* **Exercise brief**:
Scan the data below and state the number of lines that include the word "JSON", adding no comment.

* **Data extract**:
··········
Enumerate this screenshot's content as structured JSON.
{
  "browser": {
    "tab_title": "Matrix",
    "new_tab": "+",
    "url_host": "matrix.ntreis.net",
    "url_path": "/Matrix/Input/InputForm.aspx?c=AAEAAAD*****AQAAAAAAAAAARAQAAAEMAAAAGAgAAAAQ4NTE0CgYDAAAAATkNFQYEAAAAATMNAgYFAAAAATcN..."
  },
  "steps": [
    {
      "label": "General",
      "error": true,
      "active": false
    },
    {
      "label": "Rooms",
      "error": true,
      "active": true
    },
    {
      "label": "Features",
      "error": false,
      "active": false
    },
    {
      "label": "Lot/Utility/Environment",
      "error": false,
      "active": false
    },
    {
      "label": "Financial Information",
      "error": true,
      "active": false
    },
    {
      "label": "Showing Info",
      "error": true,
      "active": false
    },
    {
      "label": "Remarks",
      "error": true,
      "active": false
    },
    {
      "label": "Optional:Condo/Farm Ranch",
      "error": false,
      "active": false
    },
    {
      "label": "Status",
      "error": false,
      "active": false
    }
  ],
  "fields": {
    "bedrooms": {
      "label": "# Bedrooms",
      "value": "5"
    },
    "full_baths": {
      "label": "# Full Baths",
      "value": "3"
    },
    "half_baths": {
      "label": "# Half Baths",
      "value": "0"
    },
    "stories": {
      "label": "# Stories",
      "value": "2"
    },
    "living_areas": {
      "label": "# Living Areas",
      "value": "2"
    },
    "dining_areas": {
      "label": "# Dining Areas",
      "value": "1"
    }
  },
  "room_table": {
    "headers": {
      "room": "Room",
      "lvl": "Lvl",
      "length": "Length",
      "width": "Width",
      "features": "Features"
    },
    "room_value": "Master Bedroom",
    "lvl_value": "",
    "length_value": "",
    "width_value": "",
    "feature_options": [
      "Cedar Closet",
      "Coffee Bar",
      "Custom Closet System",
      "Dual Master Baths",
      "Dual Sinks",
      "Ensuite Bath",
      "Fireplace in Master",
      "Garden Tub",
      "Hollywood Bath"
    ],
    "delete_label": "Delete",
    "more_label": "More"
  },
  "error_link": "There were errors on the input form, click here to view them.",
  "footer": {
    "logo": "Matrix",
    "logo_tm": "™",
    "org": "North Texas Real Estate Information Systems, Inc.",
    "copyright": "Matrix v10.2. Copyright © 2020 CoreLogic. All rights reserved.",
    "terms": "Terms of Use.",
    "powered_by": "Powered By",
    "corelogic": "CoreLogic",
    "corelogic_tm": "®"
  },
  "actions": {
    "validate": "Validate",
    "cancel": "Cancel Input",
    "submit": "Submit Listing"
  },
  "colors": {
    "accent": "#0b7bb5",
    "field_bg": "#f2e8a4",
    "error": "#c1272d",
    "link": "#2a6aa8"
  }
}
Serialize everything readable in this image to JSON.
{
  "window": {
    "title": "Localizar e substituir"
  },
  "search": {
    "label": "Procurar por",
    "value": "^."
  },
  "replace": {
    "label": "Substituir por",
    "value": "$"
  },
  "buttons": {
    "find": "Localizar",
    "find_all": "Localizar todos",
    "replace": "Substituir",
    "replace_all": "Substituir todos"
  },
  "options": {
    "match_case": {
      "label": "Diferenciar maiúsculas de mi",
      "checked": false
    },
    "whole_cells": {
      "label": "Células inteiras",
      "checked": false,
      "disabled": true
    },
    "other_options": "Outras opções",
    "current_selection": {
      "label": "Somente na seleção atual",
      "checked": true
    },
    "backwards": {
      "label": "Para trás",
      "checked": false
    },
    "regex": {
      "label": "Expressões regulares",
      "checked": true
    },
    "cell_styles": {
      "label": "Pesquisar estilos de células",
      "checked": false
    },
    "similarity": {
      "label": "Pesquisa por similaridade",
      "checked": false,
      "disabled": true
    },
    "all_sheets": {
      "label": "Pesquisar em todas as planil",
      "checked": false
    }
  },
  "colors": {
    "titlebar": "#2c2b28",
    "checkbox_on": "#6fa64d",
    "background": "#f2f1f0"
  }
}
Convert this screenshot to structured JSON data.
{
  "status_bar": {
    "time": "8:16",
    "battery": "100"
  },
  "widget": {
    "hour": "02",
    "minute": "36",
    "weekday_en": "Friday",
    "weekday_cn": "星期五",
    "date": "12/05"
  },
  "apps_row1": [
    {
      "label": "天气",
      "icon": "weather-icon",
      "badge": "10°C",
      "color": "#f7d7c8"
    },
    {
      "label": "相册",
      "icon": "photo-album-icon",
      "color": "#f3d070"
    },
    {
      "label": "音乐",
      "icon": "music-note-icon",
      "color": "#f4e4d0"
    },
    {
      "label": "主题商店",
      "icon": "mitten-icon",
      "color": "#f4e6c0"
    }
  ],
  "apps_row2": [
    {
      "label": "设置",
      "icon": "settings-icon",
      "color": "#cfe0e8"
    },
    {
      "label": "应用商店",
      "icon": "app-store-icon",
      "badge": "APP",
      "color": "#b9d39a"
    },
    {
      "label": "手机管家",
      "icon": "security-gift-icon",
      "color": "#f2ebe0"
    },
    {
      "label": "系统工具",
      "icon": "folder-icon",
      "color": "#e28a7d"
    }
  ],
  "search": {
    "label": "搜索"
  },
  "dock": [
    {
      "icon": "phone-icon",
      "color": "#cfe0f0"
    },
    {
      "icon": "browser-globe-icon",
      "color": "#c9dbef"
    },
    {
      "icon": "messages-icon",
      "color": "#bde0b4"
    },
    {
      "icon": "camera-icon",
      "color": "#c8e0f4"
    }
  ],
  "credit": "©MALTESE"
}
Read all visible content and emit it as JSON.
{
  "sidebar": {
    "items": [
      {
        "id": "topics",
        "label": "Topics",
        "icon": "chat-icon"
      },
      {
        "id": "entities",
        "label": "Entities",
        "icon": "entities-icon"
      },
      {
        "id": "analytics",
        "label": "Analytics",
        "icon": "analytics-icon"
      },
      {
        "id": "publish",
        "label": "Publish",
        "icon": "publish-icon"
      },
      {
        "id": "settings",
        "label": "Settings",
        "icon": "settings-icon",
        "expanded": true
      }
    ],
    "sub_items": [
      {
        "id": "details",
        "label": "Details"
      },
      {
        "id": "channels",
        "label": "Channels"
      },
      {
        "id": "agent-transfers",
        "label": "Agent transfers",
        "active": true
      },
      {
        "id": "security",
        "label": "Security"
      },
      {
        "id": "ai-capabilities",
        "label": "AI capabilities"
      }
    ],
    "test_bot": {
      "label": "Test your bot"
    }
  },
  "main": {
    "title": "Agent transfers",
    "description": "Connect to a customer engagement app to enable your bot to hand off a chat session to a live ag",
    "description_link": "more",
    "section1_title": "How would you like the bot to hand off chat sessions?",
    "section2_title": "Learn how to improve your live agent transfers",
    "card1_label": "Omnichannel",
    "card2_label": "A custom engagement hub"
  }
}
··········
* **Answer**:
4